JTF (just the facts): Self published in 2014. Cardboard covers, 112 pages, with 110 color photographs. Includes fold outs, half cut pages, a newspaper insert, stickers, and an essay by Jessica S. McDonald. The photographs were made in 2011 and 2012. (Spread shots below.)
Comments/Context: At first glance, the subject of Alejandro Cartagena’s fabulous new photobook could hardly be more unlikely or mundane. His book chronicles the dull daily commute of construction and landscape workers as they travel the highways of Monterrey, Mexico, riding in the back of contractor pickup trucks on cold mornings, on their way to far away work sites. These kinds of crew trucks can be seen anywhere and everywhere (not just in Mexico), becoming almost invisible in their relentless get-the-job-done ubiquity. They don’t seem particularly promising as the raw material for a photography project.

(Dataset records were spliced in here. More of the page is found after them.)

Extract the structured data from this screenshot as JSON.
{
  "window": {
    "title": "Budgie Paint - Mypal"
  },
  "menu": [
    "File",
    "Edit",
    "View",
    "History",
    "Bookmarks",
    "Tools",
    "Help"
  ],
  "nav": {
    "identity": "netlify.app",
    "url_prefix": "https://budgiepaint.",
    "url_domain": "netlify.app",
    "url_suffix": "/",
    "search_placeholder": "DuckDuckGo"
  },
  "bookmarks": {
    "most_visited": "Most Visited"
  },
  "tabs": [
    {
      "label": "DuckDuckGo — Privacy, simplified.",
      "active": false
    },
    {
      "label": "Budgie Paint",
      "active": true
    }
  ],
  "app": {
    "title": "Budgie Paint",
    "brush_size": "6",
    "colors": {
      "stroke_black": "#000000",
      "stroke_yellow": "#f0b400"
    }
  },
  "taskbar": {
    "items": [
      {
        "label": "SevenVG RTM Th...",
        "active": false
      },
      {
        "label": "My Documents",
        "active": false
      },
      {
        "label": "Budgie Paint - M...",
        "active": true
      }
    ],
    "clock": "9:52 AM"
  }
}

But in Cartagena’s hands, the dusty chaos of these battered trucks is given elegant order, each one transformed from a vehicle into a frame, the rectangular bed of the truck becoming a kind of bounded canvas on which his narratives and compositions are arranged. Looking down from a freeway overpass, Cartagena snapped his pictures as the trucks rumbled by underneath him, each image a frozen moment in an otherwise boring trip. Like Rodchenko’s vertiginous upward and downward angles, perspective is what matters here, and Cartagena’s straight look down is an unexpectedly innovative application of rigorous visual thinking.

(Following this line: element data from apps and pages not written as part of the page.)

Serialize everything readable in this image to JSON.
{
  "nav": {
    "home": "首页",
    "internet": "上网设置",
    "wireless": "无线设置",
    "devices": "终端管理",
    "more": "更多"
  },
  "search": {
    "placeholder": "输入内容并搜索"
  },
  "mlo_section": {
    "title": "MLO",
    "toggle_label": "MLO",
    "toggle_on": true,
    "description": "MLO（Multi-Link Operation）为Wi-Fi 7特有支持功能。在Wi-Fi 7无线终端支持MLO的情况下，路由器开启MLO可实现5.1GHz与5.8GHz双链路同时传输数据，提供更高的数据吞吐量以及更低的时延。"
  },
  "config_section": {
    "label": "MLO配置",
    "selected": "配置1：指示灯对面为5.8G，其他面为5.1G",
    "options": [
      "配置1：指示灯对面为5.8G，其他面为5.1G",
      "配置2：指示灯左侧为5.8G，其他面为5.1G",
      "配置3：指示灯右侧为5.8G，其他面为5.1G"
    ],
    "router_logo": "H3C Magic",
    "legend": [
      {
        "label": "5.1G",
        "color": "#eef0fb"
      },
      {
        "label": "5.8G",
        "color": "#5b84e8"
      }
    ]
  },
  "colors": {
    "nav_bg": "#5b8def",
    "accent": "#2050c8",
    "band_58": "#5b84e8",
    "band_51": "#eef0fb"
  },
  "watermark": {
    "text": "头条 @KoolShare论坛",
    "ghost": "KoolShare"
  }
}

While Cartagena’s strictly composed images (always full truck, tightly cropped, and squared off) have typically been shown in grids and typologies in gallery settings, in book form, the trucks whizz by with each fleeting page flip, creating repetitive rhythmic momentum and I’ve-seen-that-one-before serial recognition. Inside the confined space of the bed, life goes on – workers rest, sleep, wait, and huddle together, surrounded by ladders and buckets, wheelbarrows and hard hats, tools and lunchboxes, each bed a still life of spatial relationships. But there is something absolutely elemental about the way Cartagena has documented these forms. Sleeping bodies (all on their backs) and clusters of seated men form tight groups, covered in blankets and tarps, like mummies in a newly discovered Egyptian burial tomb. Boxed, tires, gas cans, and other equipment add circles, squares, and triangles to the compositions, the striated lines of the underlying bed itself and various outsized planks creating textural stripes. Each bed is a visual puzzle, each man on his phone, each rumpled quilt, each paint can, each shovel handle carefully and crisply oriented inside this controlled area.
Cartagena has broken up the monotony of endless truck views with additional images that connect us to the experience of the riders. Cloudless blue skies flash by, momentarily interrupted by billboards, wires, road signs, and the occasional helicopter, all seen as though we were on our backs in the truck beds looking up. When the truck passes under a bridge or overpass, the view turns into a pulsating geometric blur, with girders and concrete rushing by with an inaudible hum. There’s even a fold-out Spanish-language newspaper, complete with a pin up girl and help wanted classifieds to help us pass the time; the article about a deadly car crash reminds us that these illegal trips aren’t without their perils.
This is the kind of photographic project where the conceptual structure drives everything; that first “looking down” inspiration led to all the other supporting ideas which make the book/body of work more complete. That structure allows Cartagena to draw us into deeper questions about migrant labor practices, the hardships, sacrifices, and tensions of this kind of work, and the inequality of the workers and their customers, all within the confines of a pared down but surprisingly nuanced artistic framework – he gets at all kinds of subtle social realities, but he does so indirectly. To me, this is the mark of smart photographic thinking; Cartagena took the humble pickup truck bed and turned it into a complex symbol for a hidden set of issues worth exposing and exploring further. Carpoolers is a deceptively powerful photobook, so well constructed that we’re suddenly eager to see more of something we had previously ignored.
Collector’s POV: Alejandro Cartagena is represented by Kopeikin Gallery in Los Angeles (here). His work has little secondary market history at this point, so gallery retail remains the best option for those collectors interested in following up.
At first glance this work could be curtly dismissed as terribly out-dated and too simplistic, both in examining a social subject in such a distanced way and in the seemingly rigid, locked-down aesthetic, but in reality it’s glorious and a thrilling body of work. I was a bit nervous when I started reading the review not knowing what the verdict would be. Phew! Nice one.